Friday, 13 December 2013

Underneath 8 Castle Gate

As part of A Walk Through the Underworld, our imaginative tour of Nottingham's caves, we walked along Castle Gate and paused outside number 8.

No. 8 Castle Gate hides an intriguing little cave, only big enough for two or three people at a time to enter, so we couldn't take our tour group in. However we did stop outside and think for a moment about the idea of what was beneath our feet, and I was able to describe the cave, having visited it a few times myself.

Standing outside no. 8, a grand and decorative mid century red brick building, one would never think there was a cave complex underneath. To access it, you enter the building through its large blue wooden doors under ornamental stone arches, walk through modern offices, down a long corridor, before being led into a rather nice library and meeting room, with dark wooden bookshelves and deep blue fabric upholstered chairs.
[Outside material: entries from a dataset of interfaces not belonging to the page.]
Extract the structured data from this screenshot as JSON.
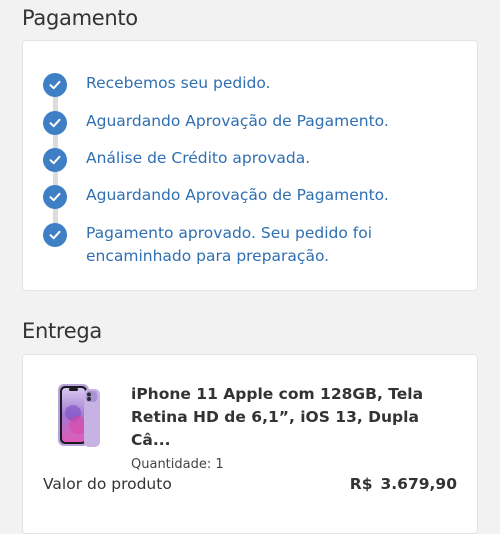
{
  "payment": {
    "title": "Pagamento",
    "steps": [
      {
        "label": "Recebemos seu pedido."
      },
      {
        "label": "Aguardando Aprovação de Pagamento."
      },
      {
        "label": "Análise de Crédito aprovada."
      },
      {
        "label": "Aguardando Aprovação de Pagamento."
      },
      {
        "label": "Pagamento aprovado. Seu pedido foi encaminhado para preparação."
      }
    ]
  },
  "delivery": {
    "title": "Entrega",
    "product": {
      "name": "iPhone 11 Apple com 128GB, Tela Retina HD de 6,1”, iOS 13, Dupla Câ...",
      "quantity": "Quantidade: 1",
      "image_icon": "purple-iphone-image"
    },
    "total": {
      "label": "Valor do produto",
      "currency": "R$",
      "value": "3.679,90"
    }
  },
  "colors": {
    "accent": "#3f7fc5",
    "accent_text": "#2f6fb2"
  }
}
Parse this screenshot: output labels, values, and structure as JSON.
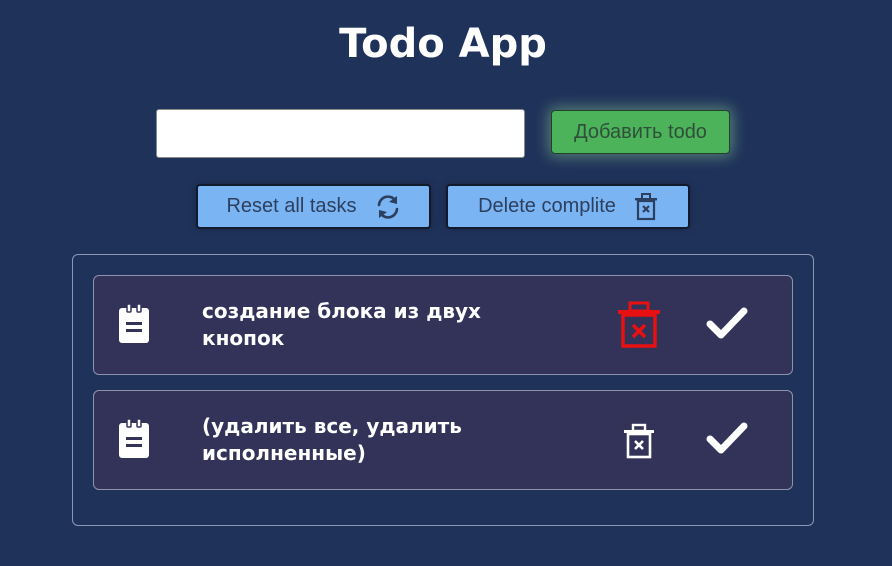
{
  "app": {
    "title": "Todo App"
  },
  "form": {
    "input_value": "",
    "input_placeholder": "",
    "add_label": "Добавить todo"
  },
  "controls": {
    "reset_label": "Reset all tasks",
    "delete_label": "Delete complite"
  },
  "todos": [
    {
      "text": "создание блока из двух кнопок",
      "trash_color": "#e81010",
      "trash_hovered": true
    },
    {
      "text": "(удалить все, удалить исполненные)",
      "trash_color": "#ffffff",
      "trash_hovered": false
    }
  ],
  "colors": {
    "background": "#1f325a",
    "add_button": "#4cb35b",
    "control_button": "#7ab4f3",
    "todo_item": "#33335a",
    "trash_active": "#e81010"
  },
  "icons": {
    "reset": "refresh-icon",
    "delete": "trash-x-icon",
    "note": "clipboard-icon",
    "trash": "trash-x-icon",
    "check": "check-icon"
  }
}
In the corner of this room, behind a glass door, is a hole in the floor.

The hole is just big enough for one relatively slim person to get through. A tightly spiralled wrought iron staircase takes you down steeply to a completely different world.

8 Castle Gate's cave has several circular spaces adjoining the central area at the bottom of the steps. The walls are golden sandstone with red blemishes. There is a large circular pit on the right, a ledge around it just big enough for one person to circumnavigate.

On the left is total darkness, but investigation with a torch shows carved columns holding up the arched roof, standing in very still, deep green water surfaced with the fluffy flowers of algae.

I imagine hiding down here, the dampness and cramped conditions all around, a chamber untouched from past times (other than the introduction of a little lighting), listening in to the modern day administrative concerns in the meeting room directly above. A strange contrast of worlds and times; the cave a product of the hard labours of men and a remnant of the dirtiest of manual work, tanners worked here, whilst directly above in the manicured modern day the work is cerebral and clean.

The building is now occupied by the main administrative office of The Congregational Federation, who are obviously very proud of their little hidden gem. As a result of our contact with them, they have commissioned me to create a drawing of their cave to hang in the meeting room by the cave entrance. This has been my project for the last month, and is near completion. I should be able to install it early in the new year.

I'm really enjoying making the work and it has helped to keep my mind in contact with the whole experience of A Walk Through the Underworld. LJ and I are both so excited about launching our Box of Things at the event on 19th January. We hope you can join us.